From the records below, pull each line that has "Лиды".

[[ RECORDS TO USE open ]]

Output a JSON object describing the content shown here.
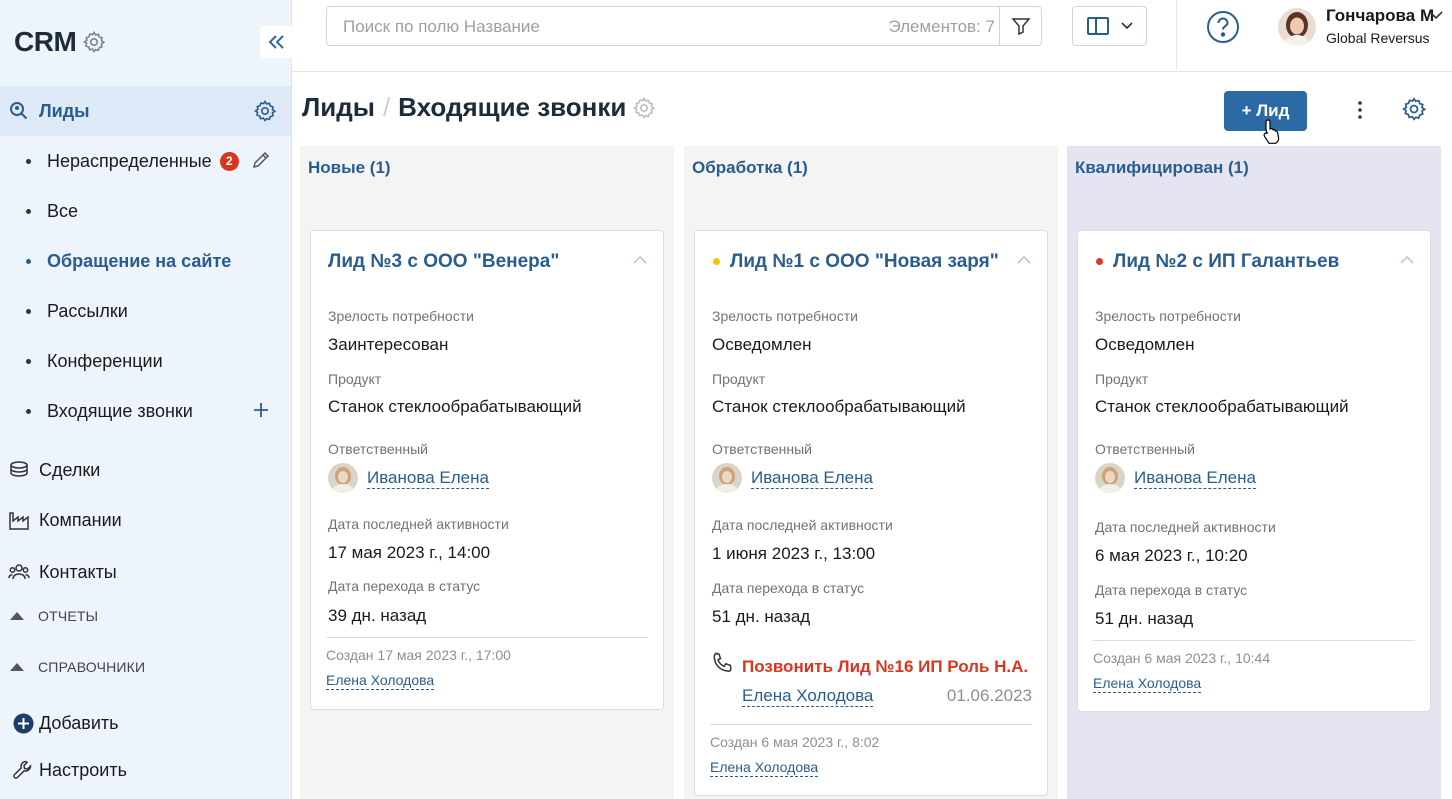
{
  "sidebar": {
    "brand": "CRM",
    "main_item": "Лиды",
    "sub_items": [
      {
        "label": "Нераспределенные",
        "badge": "2"
      },
      {
        "label": "Все"
      },
      {
        "label": "Обращение на сайте"
      },
      {
        "label": "Рассылки"
      },
      {
        "label": "Конференции"
      },
      {
        "label": "Входящие звонки"
      }
    ],
    "items": [
      "Сделки",
      "Компании",
      "Контакты"
    ],
    "sections": [
      "ОТЧЕТЫ",
      "СПРАВОЧНИКИ"
    ],
    "add_label": "Добавить",
    "configure_label": "Настроить"
  },
  "topbar": {
    "search_placeholder": "Поиск по полю Название",
    "elements_count": "Элементов: 7",
    "user_name": "Гончарова М",
    "user_org": "Global Reversus"
  },
  "page": {
    "breadcrumb_root": "Лиды",
    "breadcrumb_sep": "/",
    "title": "Входящие звонки",
    "add_button": "+ Лид"
  },
  "colors": {
    "accent": "#2c6aa5",
    "link": "#2a5d8f",
    "badge": "#d8361f",
    "yellow_dot": "#f5c400",
    "red_dot": "#e0322b",
    "column_bg_default": "#f4f4f4",
    "column_bg_highlight": "#e4e5f1"
  },
  "columns": [
    {
      "title": "Новые (1)",
      "card": {
        "title": "Лид №3 с ООО \"Венера\"",
        "maturity_label": "Зрелость потребности",
        "maturity": "Заинтересован",
        "product_label": "Продукт",
        "product": "Станок стеклообрабатывающий",
        "responsible_label": "Ответственный",
        "responsible": "Иванова Елена",
        "last_activity_label": "Дата последней активности",
        "last_activity": "17 мая 2023 г., 14:00",
        "status_change_label": "Дата перехода в статус",
        "status_change": "39 дн. назад",
        "created": "Создан   17 мая 2023 г., 17:00",
        "created_by": "Елена Холодова"
      }
    },
    {
      "title": "Обработка (1)",
      "card": {
        "title": "Лид №1 с ООО \"Новая заря\"",
        "maturity_label": "Зрелость потребности",
        "maturity": "Осведомлен",
        "product_label": "Продукт",
        "product": "Станок стеклообрабатывающий",
        "responsible_label": "Ответственный",
        "responsible": "Иванова Елена",
        "last_activity_label": "Дата последней активности",
        "last_activity": "1 июня 2023 г., 13:00",
        "status_change_label": "Дата перехода в статус",
        "status_change": "51 дн. назад",
        "task_title": "Позвонить Лид №16 ИП Роль Н.А.",
        "task_person": "Елена Холодова",
        "task_date": "01.06.2023",
        "created": "Создан   6 мая 2023 г., 8:02",
        "created_by": "Елена Холодова"
      }
    },
    {
      "title": "Квалифицирован (1)",
      "card": {
        "title": "Лид №2 с ИП Галантьев",
        "maturity_label": "Зрелость потребности",
        "maturity": "Осведомлен",
        "product_label": "Продукт",
        "product": "Станок стеклообрабатывающий",
        "responsible_label": "Ответственный",
        "responsible": "Иванова Елена",
        "last_activity_label": "Дата последней активности",
        "last_activity": "6 мая 2023 г., 10:20",
        "status_change_label": "Дата перехода в статус",
        "status_change": "51 дн. назад",
        "created": "Создан   6 мая 2023 г., 10:44",
        "created_by": "Елена Холодова"
      }
    }
  ]
}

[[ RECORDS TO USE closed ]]

_RESULT OF THIS EXERCISE_
    "main_item": "Лиды",
    "breadcrumb_root": "Лиды",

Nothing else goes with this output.